Springsteen, of course, was joking, and after campaigning for John Kerry in 2004 and for Obama in 2008, the musician had said repeatedly in the lead up to the 2012 election that he wasn’t planning on publicly supporting a candidate.
But as polls show a tightening race between Obama and Republican presidential nominee Mitt Romney, Springsteen decided to lend his support to the President’s re-election efforts, performing in Ohio before traveling to Iowa for another concert Thursday afternoon.
Standing shoulder-to-shoulder in the blue- and white-walled gymnasium at Cuyahoga Community College, 3,000 people gathered to listen to Springsteen’s six-song set, while another 700 watched from an overflow room. Though he didn't get a request from the President, Springsteen did unveil a new song — "Forward" — which he named after Obama's re-election slogan.
"Let’s vote for the man who got Osama. Forward, and away we go," Springsteen sang as the crowd, encouraged by the rock legend, yelled "Forward" back.
Springsteen said he had trouble finding words that rhymed with Obama, so in the second verse he sang about his love for the state of Ohio.
"I came to Ohio looking for a date," Springsteen sang. "We kissed and I said it’s a hell of a state. We made love, but it wasn’t so great.

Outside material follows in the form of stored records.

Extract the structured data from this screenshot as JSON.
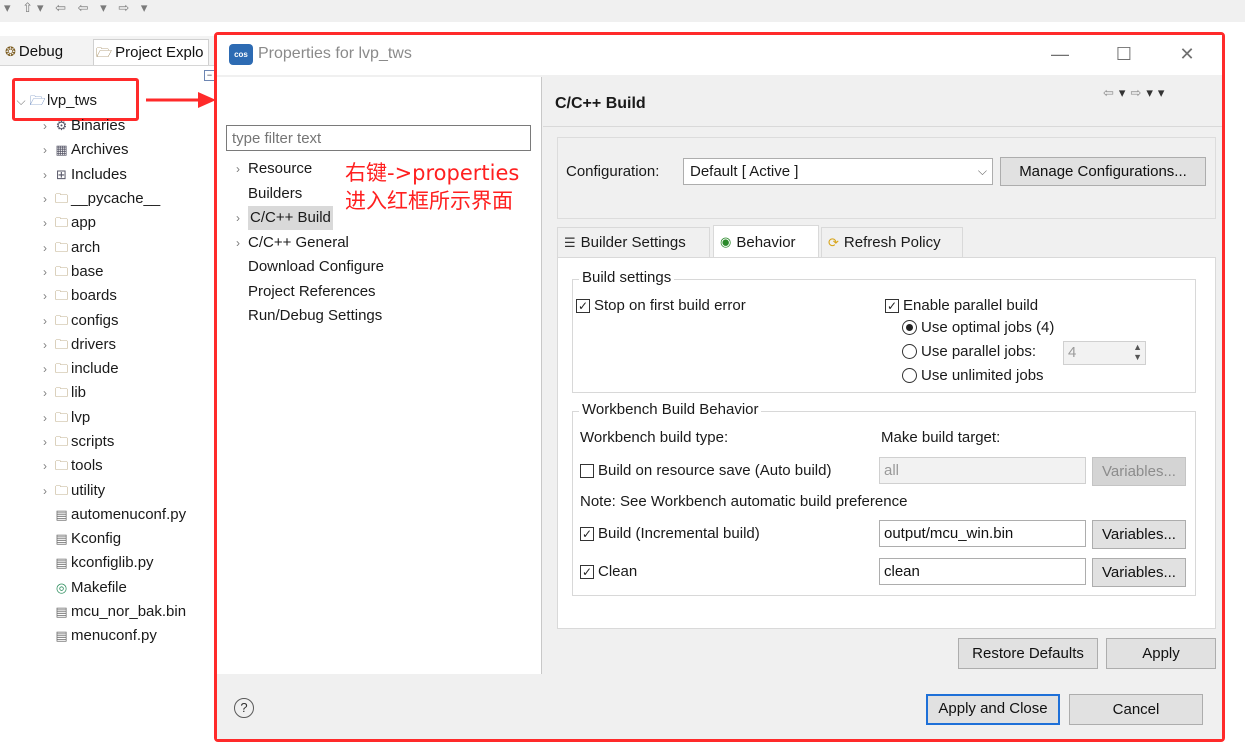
{
  "toolbar": {
    "glyphs": "▾ ⇧▾ ⇦ ⇦ ▾ ⇨ ▾"
  },
  "explorer": {
    "tabs": [
      {
        "icon": "❂",
        "label": "Debug"
      },
      {
        "icon": "🗁",
        "label": "Project Explo"
      }
    ],
    "root": {
      "label": "lvp_tws"
    },
    "items": [
      {
        "label": "Binaries",
        "kind": "special",
        "icon": "⚙"
      },
      {
        "label": "Archives",
        "kind": "special",
        "icon": "▦"
      },
      {
        "label": "Includes",
        "kind": "special",
        "icon": "⊞"
      },
      {
        "label": "__pycache__",
        "kind": "folder"
      },
      {
        "label": "app",
        "kind": "folder"
      },
      {
        "label": "arch",
        "kind": "folder"
      },
      {
        "label": "base",
        "kind": "folder"
      },
      {
        "label": "boards",
        "kind": "folder"
      },
      {
        "label": "configs",
        "kind": "folder"
      },
      {
        "label": "drivers",
        "kind": "folder"
      },
      {
        "label": "include",
        "kind": "folder"
      },
      {
        "label": "lib",
        "kind": "folder"
      },
      {
        "label": "lvp",
        "kind": "folder"
      },
      {
        "label": "scripts",
        "kind": "folder"
      },
      {
        "label": "tools",
        "kind": "folder"
      },
      {
        "label": "utility",
        "kind": "folder"
      },
      {
        "label": "automenuconf.py",
        "kind": "file"
      },
      {
        "label": "Kconfig",
        "kind": "file"
      },
      {
        "label": "kconfiglib.py",
        "kind": "file"
      },
      {
        "label": "Makefile",
        "kind": "makefile"
      },
      {
        "label": "mcu_nor_bak.bin",
        "kind": "file"
      },
      {
        "label": "menuconf.py",
        "kind": "file"
      }
    ]
  },
  "dialog": {
    "logo_text": "cos",
    "title": "Properties for lvp_tws",
    "filter_placeholder": "type filter text",
    "nav": [
      {
        "label": "Resource",
        "expandable": true,
        "selected": false
      },
      {
        "label": "Builders",
        "expandable": false,
        "selected": false
      },
      {
        "label": "C/C++ Build",
        "expandable": true,
        "selected": true
      },
      {
        "label": "C/C++ General",
        "expandable": true,
        "selected": false
      },
      {
        "label": "Download Configure",
        "expandable": false,
        "selected": false
      },
      {
        "label": "Project References",
        "expandable": false,
        "selected": false
      },
      {
        "label": "Run/Debug Settings",
        "expandable": false,
        "selected": false
      }
    ],
    "annotation": {
      "line1": "右键->properties",
      "line2": "进入红框所示界面"
    },
    "page_title": "C/C++ Build",
    "configuration": {
      "label": "Configuration:",
      "value": "Default  [ Active ]",
      "manage_label": "Manage Configurations..."
    },
    "tabs": [
      {
        "label": "Builder Settings",
        "icon": "☰"
      },
      {
        "label": "Behavior",
        "icon": "◉"
      },
      {
        "label": "Refresh Policy",
        "icon": "⟳"
      }
    ],
    "build_settings": {
      "title": "Build settings",
      "stop_on_error": {
        "label": "Stop on first build error",
        "checked": true
      },
      "parallel": {
        "label": "Enable parallel build",
        "checked": true
      },
      "optimal": {
        "label": "Use optimal jobs (4)",
        "selected": true
      },
      "parallel_jobs": {
        "label": "Use parallel jobs:",
        "value": "4",
        "selected": false
      },
      "unlimited": {
        "label": "Use unlimited jobs",
        "selected": false
      }
    },
    "workbench": {
      "title": "Workbench Build Behavior",
      "type_label": "Workbench build type:",
      "target_label": "Make build target:",
      "auto_build": {
        "label": "Build on resource save (Auto build)",
        "checked": false,
        "target": "all"
      },
      "note": "Note: See Workbench automatic build preference",
      "incremental": {
        "label": "Build (Incremental build)",
        "checked": true,
        "target": "output/mcu_win.bin"
      },
      "clean": {
        "label": "Clean",
        "checked": true,
        "target": "clean"
      },
      "variables_label": "Variables..."
    },
    "restore_defaults": "Restore Defaults",
    "apply": "Apply",
    "apply_close": "Apply and Close",
    "cancel": "Cancel",
    "help": "?"
  },
  "colors": {
    "highlight": "#ff2a2a",
    "primary_border": "#1e70d8"
  }
}
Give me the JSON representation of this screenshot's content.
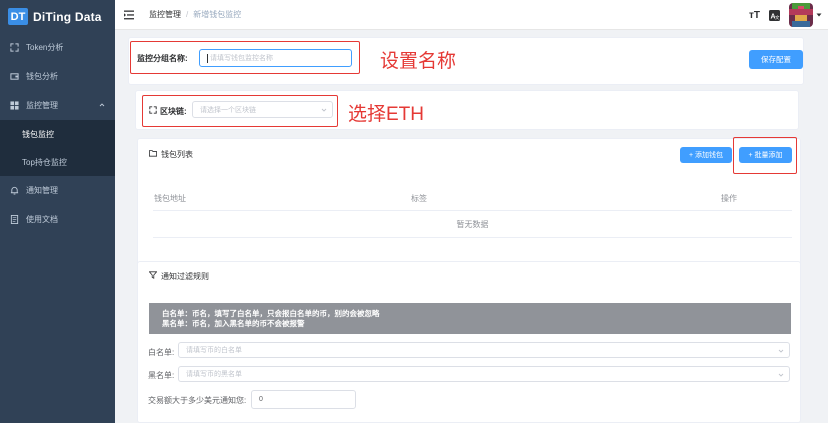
{
  "brand": {
    "logo": "DT",
    "name": "DiTing Data"
  },
  "sidebar": {
    "items": [
      {
        "label": "Token分析",
        "icon": "expand-icon"
      },
      {
        "label": "钱包分析",
        "icon": "wallet-icon"
      },
      {
        "label": "监控管理",
        "icon": "grid-icon",
        "expanded": true,
        "children": [
          {
            "label": "钱包监控",
            "active": true
          },
          {
            "label": "Top持仓监控"
          }
        ]
      },
      {
        "label": "通知管理",
        "icon": "bell-icon"
      },
      {
        "label": "使用文档",
        "icon": "document-icon"
      }
    ]
  },
  "header": {
    "breadcrumb": [
      "监控管理",
      "新增钱包监控"
    ],
    "font_size_icon": "тT",
    "lang_icon": "A文"
  },
  "form": {
    "group_name_label": "监控分组名称:",
    "group_name_placeholder": "请填写钱包监控名称",
    "save_button": "保存配置",
    "chain_label": "区块链:",
    "chain_placeholder": "请选择一个区块链"
  },
  "annotations": {
    "set_name": "设置名称",
    "choose_eth": "选择ETH"
  },
  "wallet_list": {
    "title": "钱包列表",
    "add_wallet": "+ 添加钱包",
    "batch_add": "+ 批量添加",
    "columns": [
      "钱包地址",
      "标签",
      "操作"
    ],
    "empty_text": "暂无数据"
  },
  "filter": {
    "title": "通知过滤规则",
    "notice_line1": "白名单：币名，填写了白名单，只会报白名单的币，别的会被忽略",
    "notice_line2": "黑名单：币名，加入黑名单的币不会被报警",
    "whitelist_label": "白名单:",
    "whitelist_placeholder": "请填写币的白名单",
    "blacklist_label": "黑名单:",
    "blacklist_placeholder": "请填写币的黑名单",
    "amount_label": "交易额大于多少美元通知您:",
    "amount_value": "0"
  },
  "colors": {
    "sidebar_bg": "#304156",
    "submenu_bg": "#1f2d3d",
    "primary": "#409eff",
    "annotation_red": "#e53935",
    "notice_bg": "#909399"
  }
}
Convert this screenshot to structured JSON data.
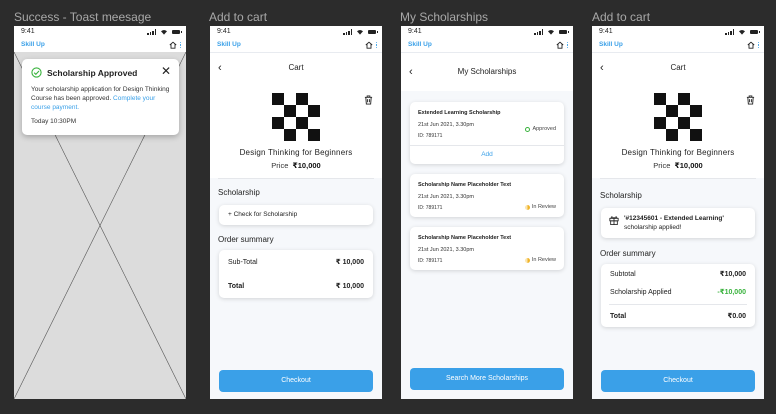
{
  "frames": [
    {
      "title": "Success - Toast meesage"
    },
    {
      "title": "Add to cart"
    },
    {
      "title": "My Scholarships"
    },
    {
      "title": "Add to cart"
    }
  ],
  "status_bar": {
    "time": "9:41"
  },
  "app": {
    "name": "Skill Up"
  },
  "toast": {
    "title": "Scholarship Approved",
    "body": "Your scholarship application for Design Thinking Course has been approved.",
    "link": "Complete your course payment.",
    "time": "Today 10:30PM"
  },
  "cart": {
    "header": "Cart",
    "course_title": "Design Thinking for Beginners",
    "price_label": "Price",
    "price": "₹10,000",
    "scholarship_label": "Scholarship",
    "check_button": "+ Check for Scholarship",
    "order_summary_label": "Order summary",
    "subtotal_label": "Sub-Total",
    "subtotal": "₹ 10,000",
    "total_label": "Total",
    "total": "₹ 10,000",
    "checkout": "Checkout"
  },
  "scholarships": {
    "header": "My Scholarships",
    "items": [
      {
        "title": "Extended Learning Scholarship",
        "date": "21st Jun 2021, 3.30pm",
        "id": "ID: 789171",
        "status": "Approved"
      },
      {
        "title": "Scholarship Name Placeholder Text",
        "date": "21st Jun 2021, 3.30pm",
        "id": "ID: 789171",
        "status": "In Review"
      },
      {
        "title": "Scholarship Name Placeholder Text",
        "date": "21st Jun 2021, 3.30pm",
        "id": "ID: 789171",
        "status": "In Review"
      }
    ],
    "add_label": "Add",
    "search_button": "Search More Scholarships"
  },
  "cart_applied": {
    "header": "Cart",
    "course_title": "Design Thinking for Beginners",
    "price_label": "Price",
    "price": "₹10,000",
    "scholarship_label": "Scholarship",
    "applied_code": "'#12345601 - Extended Learning'",
    "applied_text": "scholarship applied!",
    "order_summary_label": "Order summary",
    "subtotal_label": "Subtotal",
    "subtotal": "₹10,000",
    "applied_label": "Scholarship Applied",
    "applied_value": "-₹10,000",
    "total_label": "Total",
    "total": "₹0.00",
    "checkout": "Checkout"
  },
  "colors": {
    "accent": "#3aa0e8",
    "success": "#38b23c",
    "review": "#f0b429",
    "canvas": "#2c2c2c"
  }
}
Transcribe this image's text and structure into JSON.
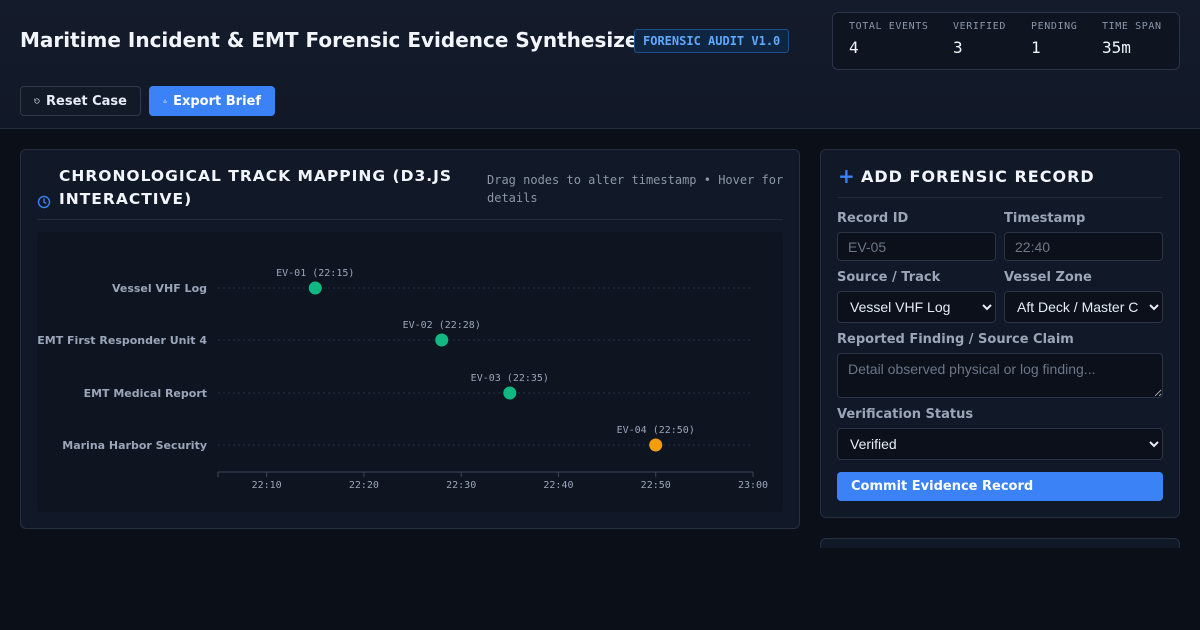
{
  "app": {
    "title": "Maritime Incident & EMT Forensic Evidence Synthesizer",
    "badge": "FORENSIC AUDIT V1.0"
  },
  "stats": [
    {
      "label": "TOTAL EVENTS",
      "value": "4"
    },
    {
      "label": "VERIFIED",
      "value": "3"
    },
    {
      "label": "PENDING",
      "value": "1"
    },
    {
      "label": "TIME SPAN",
      "value": "35m"
    }
  ],
  "toolbar": {
    "reset_label": "Reset Case",
    "export_label": "Export Brief",
    "reset_icon": "rotate-ccw-icon",
    "export_icon": "download-icon"
  },
  "timeline": {
    "title": "CHRONOLOGICAL TRACK MAPPING (D3.JS INTERACTIVE)",
    "hint": "Drag nodes to alter timestamp • Hover for details",
    "icon": "clock-icon"
  },
  "chart_data": {
    "type": "scatter",
    "x_axis": {
      "type": "time",
      "ticks": [
        "22:10",
        "22:20",
        "22:30",
        "22:40",
        "22:50",
        "23:00"
      ],
      "range": [
        "22:05",
        "23:00"
      ]
    },
    "tracks": [
      "Vessel VHF Log",
      "EMT First Responder Unit 4",
      "EMT Medical Report",
      "Marina Harbor Security"
    ],
    "events": [
      {
        "id": "EV-01",
        "time": "22:15",
        "track": "Vessel VHF Log",
        "status": "Verified",
        "label": "EV-01 (22:15)"
      },
      {
        "id": "EV-02",
        "time": "22:28",
        "track": "EMT First Responder Unit 4",
        "status": "Verified",
        "label": "EV-02 (22:28)"
      },
      {
        "id": "EV-03",
        "time": "22:35",
        "track": "EMT Medical Report",
        "status": "Verified",
        "label": "EV-03 (22:35)"
      },
      {
        "id": "EV-04",
        "time": "22:50",
        "track": "Marina Harbor Security",
        "status": "Pending",
        "label": "EV-04 (22:50)"
      }
    ],
    "status_colors": {
      "Verified": "#10b981",
      "Pending": "#f59e0b"
    },
    "grid": false
  },
  "form": {
    "title": "ADD FORENSIC RECORD",
    "icon": "plus-icon",
    "record_id_label": "Record ID",
    "record_id_placeholder": "EV-05",
    "timestamp_label": "Timestamp",
    "timestamp_placeholder": "22:40",
    "source_label": "Source / Track",
    "source_value": "Vessel VHF Log",
    "zone_label": "Vessel Zone",
    "zone_value": "Aft Deck / Master Cabin",
    "finding_label": "Reported Finding / Source Claim",
    "finding_placeholder": "Detail observed physical or log finding...",
    "status_label": "Verification Status",
    "status_value": "Verified",
    "commit_label": "Commit Evidence Record"
  },
  "colors": {
    "accent": "#3b82f6",
    "verified": "#10b981",
    "pending": "#f59e0b"
  }
}
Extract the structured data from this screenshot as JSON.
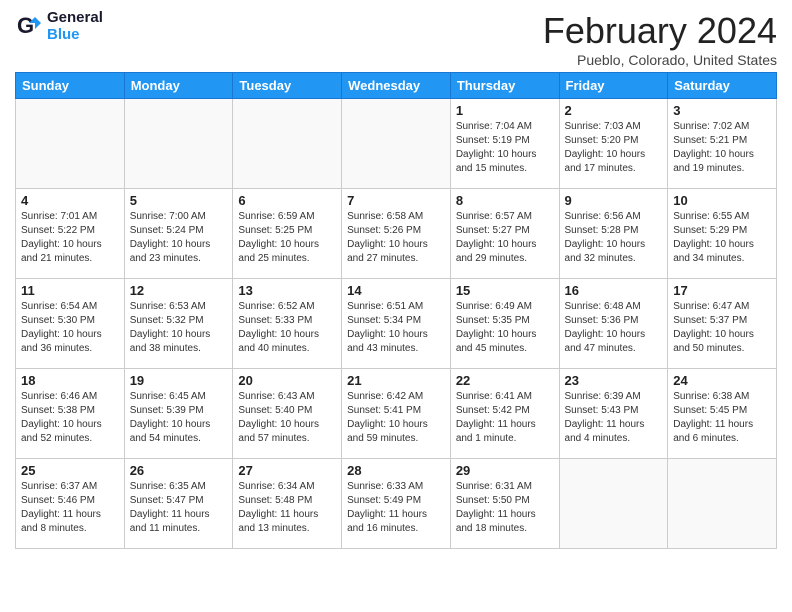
{
  "logo": {
    "line1": "General",
    "line2": "Blue"
  },
  "title": "February 2024",
  "subtitle": "Pueblo, Colorado, United States",
  "headers": [
    "Sunday",
    "Monday",
    "Tuesday",
    "Wednesday",
    "Thursday",
    "Friday",
    "Saturday"
  ],
  "weeks": [
    [
      {
        "day": "",
        "info": ""
      },
      {
        "day": "",
        "info": ""
      },
      {
        "day": "",
        "info": ""
      },
      {
        "day": "",
        "info": ""
      },
      {
        "day": "1",
        "info": "Sunrise: 7:04 AM\nSunset: 5:19 PM\nDaylight: 10 hours\nand 15 minutes."
      },
      {
        "day": "2",
        "info": "Sunrise: 7:03 AM\nSunset: 5:20 PM\nDaylight: 10 hours\nand 17 minutes."
      },
      {
        "day": "3",
        "info": "Sunrise: 7:02 AM\nSunset: 5:21 PM\nDaylight: 10 hours\nand 19 minutes."
      }
    ],
    [
      {
        "day": "4",
        "info": "Sunrise: 7:01 AM\nSunset: 5:22 PM\nDaylight: 10 hours\nand 21 minutes."
      },
      {
        "day": "5",
        "info": "Sunrise: 7:00 AM\nSunset: 5:24 PM\nDaylight: 10 hours\nand 23 minutes."
      },
      {
        "day": "6",
        "info": "Sunrise: 6:59 AM\nSunset: 5:25 PM\nDaylight: 10 hours\nand 25 minutes."
      },
      {
        "day": "7",
        "info": "Sunrise: 6:58 AM\nSunset: 5:26 PM\nDaylight: 10 hours\nand 27 minutes."
      },
      {
        "day": "8",
        "info": "Sunrise: 6:57 AM\nSunset: 5:27 PM\nDaylight: 10 hours\nand 29 minutes."
      },
      {
        "day": "9",
        "info": "Sunrise: 6:56 AM\nSunset: 5:28 PM\nDaylight: 10 hours\nand 32 minutes."
      },
      {
        "day": "10",
        "info": "Sunrise: 6:55 AM\nSunset: 5:29 PM\nDaylight: 10 hours\nand 34 minutes."
      }
    ],
    [
      {
        "day": "11",
        "info": "Sunrise: 6:54 AM\nSunset: 5:30 PM\nDaylight: 10 hours\nand 36 minutes."
      },
      {
        "day": "12",
        "info": "Sunrise: 6:53 AM\nSunset: 5:32 PM\nDaylight: 10 hours\nand 38 minutes."
      },
      {
        "day": "13",
        "info": "Sunrise: 6:52 AM\nSunset: 5:33 PM\nDaylight: 10 hours\nand 40 minutes."
      },
      {
        "day": "14",
        "info": "Sunrise: 6:51 AM\nSunset: 5:34 PM\nDaylight: 10 hours\nand 43 minutes."
      },
      {
        "day": "15",
        "info": "Sunrise: 6:49 AM\nSunset: 5:35 PM\nDaylight: 10 hours\nand 45 minutes."
      },
      {
        "day": "16",
        "info": "Sunrise: 6:48 AM\nSunset: 5:36 PM\nDaylight: 10 hours\nand 47 minutes."
      },
      {
        "day": "17",
        "info": "Sunrise: 6:47 AM\nSunset: 5:37 PM\nDaylight: 10 hours\nand 50 minutes."
      }
    ],
    [
      {
        "day": "18",
        "info": "Sunrise: 6:46 AM\nSunset: 5:38 PM\nDaylight: 10 hours\nand 52 minutes."
      },
      {
        "day": "19",
        "info": "Sunrise: 6:45 AM\nSunset: 5:39 PM\nDaylight: 10 hours\nand 54 minutes."
      },
      {
        "day": "20",
        "info": "Sunrise: 6:43 AM\nSunset: 5:40 PM\nDaylight: 10 hours\nand 57 minutes."
      },
      {
        "day": "21",
        "info": "Sunrise: 6:42 AM\nSunset: 5:41 PM\nDaylight: 10 hours\nand 59 minutes."
      },
      {
        "day": "22",
        "info": "Sunrise: 6:41 AM\nSunset: 5:42 PM\nDaylight: 11 hours\nand 1 minute."
      },
      {
        "day": "23",
        "info": "Sunrise: 6:39 AM\nSunset: 5:43 PM\nDaylight: 11 hours\nand 4 minutes."
      },
      {
        "day": "24",
        "info": "Sunrise: 6:38 AM\nSunset: 5:45 PM\nDaylight: 11 hours\nand 6 minutes."
      }
    ],
    [
      {
        "day": "25",
        "info": "Sunrise: 6:37 AM\nSunset: 5:46 PM\nDaylight: 11 hours\nand 8 minutes."
      },
      {
        "day": "26",
        "info": "Sunrise: 6:35 AM\nSunset: 5:47 PM\nDaylight: 11 hours\nand 11 minutes."
      },
      {
        "day": "27",
        "info": "Sunrise: 6:34 AM\nSunset: 5:48 PM\nDaylight: 11 hours\nand 13 minutes."
      },
      {
        "day": "28",
        "info": "Sunrise: 6:33 AM\nSunset: 5:49 PM\nDaylight: 11 hours\nand 16 minutes."
      },
      {
        "day": "29",
        "info": "Sunrise: 6:31 AM\nSunset: 5:50 PM\nDaylight: 11 hours\nand 18 minutes."
      },
      {
        "day": "",
        "info": ""
      },
      {
        "day": "",
        "info": ""
      }
    ]
  ]
}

Forward, and away we go."
On a more serious note, however, Springsteen said he believed the “distance between the American dream and reality” continues to grow, adding that Obama will help unify the country.
“I’m here today because I’m deeply concerned about the deepening disparity in wealth between our best off citizens and our everyday citizens,” Springsteen said, while lightly strumming his guitar. “That’s a disparity that I believe our honorable opponent’s policies will increase and it threatens to divide us into two distinct and foreign nations.”
Springsteen listed a litany of Obama’s policy achievements — the passage of the Affordable Care Act, the bailouts of Chrysler and General Motors and the repeal of the military’s “Don’t ask, don’t tell” policy — in order to further showcase his support for Obama.
With early voting in Ohio already underway, and with several recent polls giving Obama anywhere from a one- to five-point advantage over Romney, both campaigns are heavily emphasizing the importance of winning the Buckeye State.
Republican vice presidential nominee Paul Ryan campaigned in Ohio on Wednesday for the fifth day in just more than a week. Obama also held a rally on the campus of Ohio University in Athens, Ohio on Wednesday, and Vice President Joe Biden is expected to visit the state early next week, according to the Associated Press.
Still, one of the most active Democratic surrogates throughout the election season has been former President Bill Clinton. He has traveled exhaustively throughout the country to campaign for Obama and other Democrats, even stopping in a Detroit suburb last Friday to headline a fundraiser for Sen.